• How to complete this task: The output must match the entries below exactly, with pictures removed.

• Source data:
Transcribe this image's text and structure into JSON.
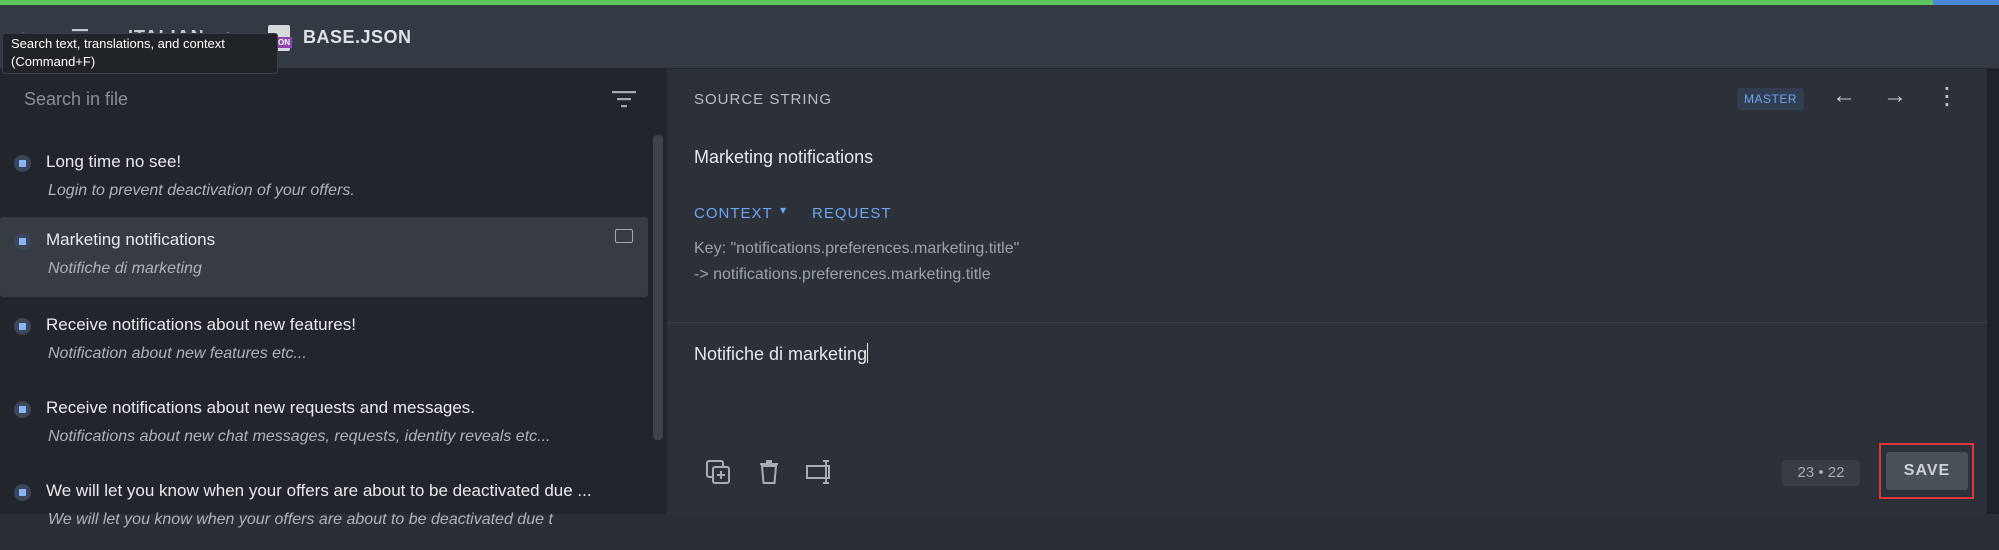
{
  "progress": {
    "percent": 96.7,
    "color": "#5cc45a"
  },
  "breadcrumb": {
    "language": "ITALIAN",
    "file_name": "BASE.JSON",
    "file_tag": "ON"
  },
  "tooltip": {
    "line1": "Search text, translations, and context",
    "line2": "(Command+F)"
  },
  "search": {
    "placeholder": "Search in file"
  },
  "strings": [
    {
      "source": "Long time no see!",
      "translation": "Login to prevent deactivation of your offers."
    },
    {
      "source": "Marketing notifications",
      "translation": "Notifiche di marketing"
    },
    {
      "source": "Receive notifications about new features!",
      "translation": "Notification about new features etc..."
    },
    {
      "source": "Receive notifications about new requests and messages.",
      "translation": "Notifications about new chat messages, requests, identity reveals etc..."
    },
    {
      "source": "We will let you know when your offers are about to be deactivated due ...",
      "translation": "We will let you know when your offers are about to be deactivated due t"
    }
  ],
  "editor": {
    "header": "SOURCE STRING",
    "badge": "MASTER",
    "source_text": "Marketing notifications",
    "context_label": "CONTEXT",
    "request_label": "REQUEST",
    "key_line1": "Key: \"notifications.preferences.marketing.title\"",
    "key_line2": "-> notifications.preferences.marketing.title",
    "translation_text": "Notifiche di marketing",
    "counter": "23 • 22",
    "save_label": "SAVE"
  },
  "icons": [
    "back-icon",
    "menu-icon",
    "file-icon",
    "filter-icon",
    "comment-icon",
    "arrow-left-icon",
    "arrow-right-icon",
    "more-vert-icon",
    "copy-source-icon",
    "delete-icon",
    "input-method-icon"
  ]
}
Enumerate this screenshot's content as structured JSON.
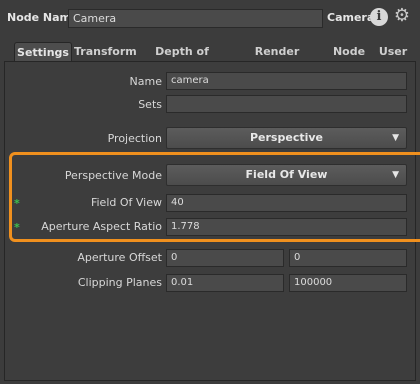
{
  "header": {
    "node_name_label": "Node Name",
    "node_name_value": "Camera",
    "node_type": "Camera",
    "info_icon": "info-icon",
    "settings_icon": "gear-icon"
  },
  "tabs": [
    {
      "label": "Settings",
      "active": true
    },
    {
      "label": "Transform"
    },
    {
      "label": "Depth of Field"
    },
    {
      "label": "Render Overrides"
    },
    {
      "label": "Node"
    },
    {
      "label": "User"
    }
  ],
  "fields": {
    "name": {
      "label": "Name",
      "value": "camera"
    },
    "sets": {
      "label": "Sets",
      "value": ""
    },
    "projection": {
      "label": "Projection",
      "value": "Perspective"
    },
    "perspective_mode": {
      "label": "Perspective Mode",
      "value": "Field Of View"
    },
    "field_of_view": {
      "label": "Field Of View",
      "value": "40",
      "marker": "*"
    },
    "aperture_aspect_ratio": {
      "label": "Aperture Aspect Ratio",
      "value": "1.778",
      "marker": "*"
    },
    "aperture_offset": {
      "label": "Aperture Offset",
      "x": "0",
      "y": "0"
    },
    "clipping_planes": {
      "label": "Clipping Planes",
      "near": "0.01",
      "far": "100000"
    }
  },
  "colors": {
    "highlight_border": "#f0901e",
    "modified_marker": "#3fbf4f",
    "background": "#3c3c3c"
  }
}
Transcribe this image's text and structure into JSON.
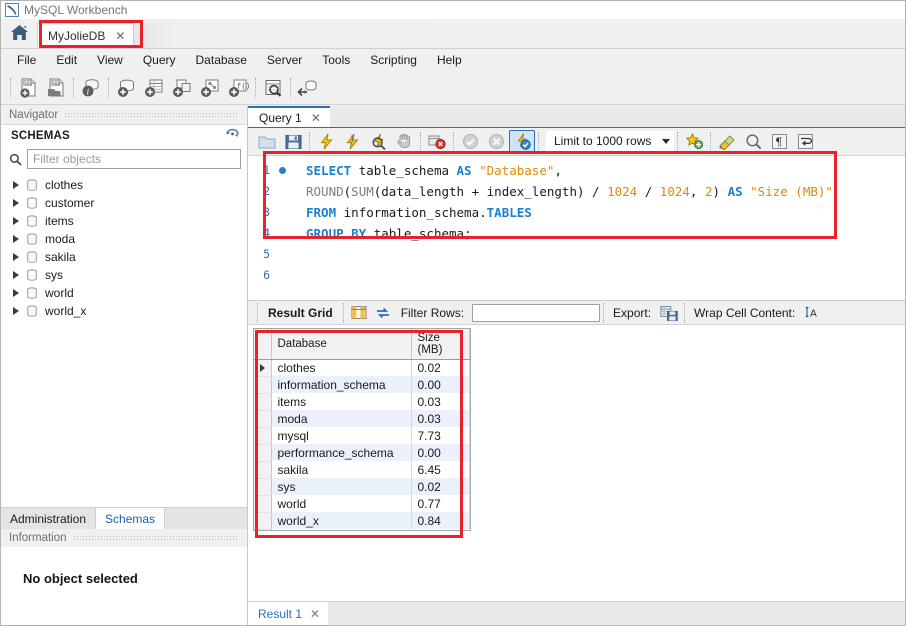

• Written answer:
Transcribe this image's text and structure into JSON.
{
  "progress": {
    "percent": 96.7,
    "color": "#5cc45a"
  },
  "breadcrumb": {
    "language": "ITALIAN",
    "file_name": "BASE.JSON",
    "file_tag": "ON"
  },
  "tooltip": {
    "line1": "Search text, translations, and context",
    "line2": "(Command+F)"
  },
  "search": {
    "placeholder": "Search in file"
  },
  "strings": [
    {
      "source": "Long time no see!",
      "translation": "Login to prevent deactivation of your offers."
    },
    {
      "source": "Marketing notifications",
      "translation": "Notifiche di marketing"
    },
    {
      "source": "Receive notifications about new features!",
      "translation": "Notification about new features etc..."
    },
    {
      "source": "Receive notifications about new requests and messages.",
      "translation": "Notifications about new chat messages, requests, identity reveals etc..."
    },
    {
      "source": "We will let you know when your offers are about to be deactivated due ...",
      "translation": "We will let you know when your offers are about to be deactivated due t"
    }
  ],
  "editor": {
    "header": "SOURCE STRING",
    "badge": "MASTER",
    "source_text": "Marketing notifications",
    "context_label": "CONTEXT",
    "request_label": "REQUEST",
    "key_line1": "Key: \"notifications.preferences.marketing.title\"",
    "key_line2": "-> notifications.preferences.marketing.title",
    "translation_text": "Notifiche di marketing",
    "counter": "23 • 22",
    "save_label": "SAVE"
  },
  "icons": [
    "back-icon",
    "menu-icon",
    "file-icon",
    "filter-icon",
    "comment-icon",
    "arrow-left-icon",
    "arrow-right-icon",
    "more-vert-icon",
    "copy-source-icon",
    "delete-icon",
    "input-method-icon"
  ]
}
Enumerate this screenshot's content as structured JSON.
{
  "header": {
    "node_name_label": "Node Name",
    "node_name_value": "Camera",
    "node_type": "Camera",
    "info_icon": "info-icon",
    "settings_icon": "gear-icon"
  },
  "tabs": [
    {
      "label": "Settings",
      "active": true
    },
    {
      "label": "Transform"
    },
    {
      "label": "Depth of Field"
    },
    {
      "label": "Render Overrides"
    },
    {
      "label": "Node"
    },
    {
      "label": "User"
    }
  ],
  "fields": {
    "name": {
      "label": "Name",
      "value": "camera"
    },
    "sets": {
      "label": "Sets",
      "value": ""
    },
    "projection": {
      "label": "Projection",
      "value": "Perspective"
    },
    "perspective_mode": {
      "label": "Perspective Mode",
      "value": "Field Of View"
    },
    "field_of_view": {
      "label": "Field Of View",
      "value": "40",
      "marker": "*"
    },
    "aperture_aspect_ratio": {
      "label": "Aperture Aspect Ratio",
      "value": "1.778",
      "marker": "*"
    },
    "aperture_offset": {
      "label": "Aperture Offset",
      "x": "0",
      "y": "0"
    },
    "clipping_planes": {
      "label": "Clipping Planes",
      "near": "0.01",
      "far": "100000"
    }
  },
  "colors": {
    "highlight_border": "#f0901e",
    "modified_marker": "#3fbf4f",
    "background": "#3c3c3c"
  }
}
Transcribe this image's text and structure into JSON.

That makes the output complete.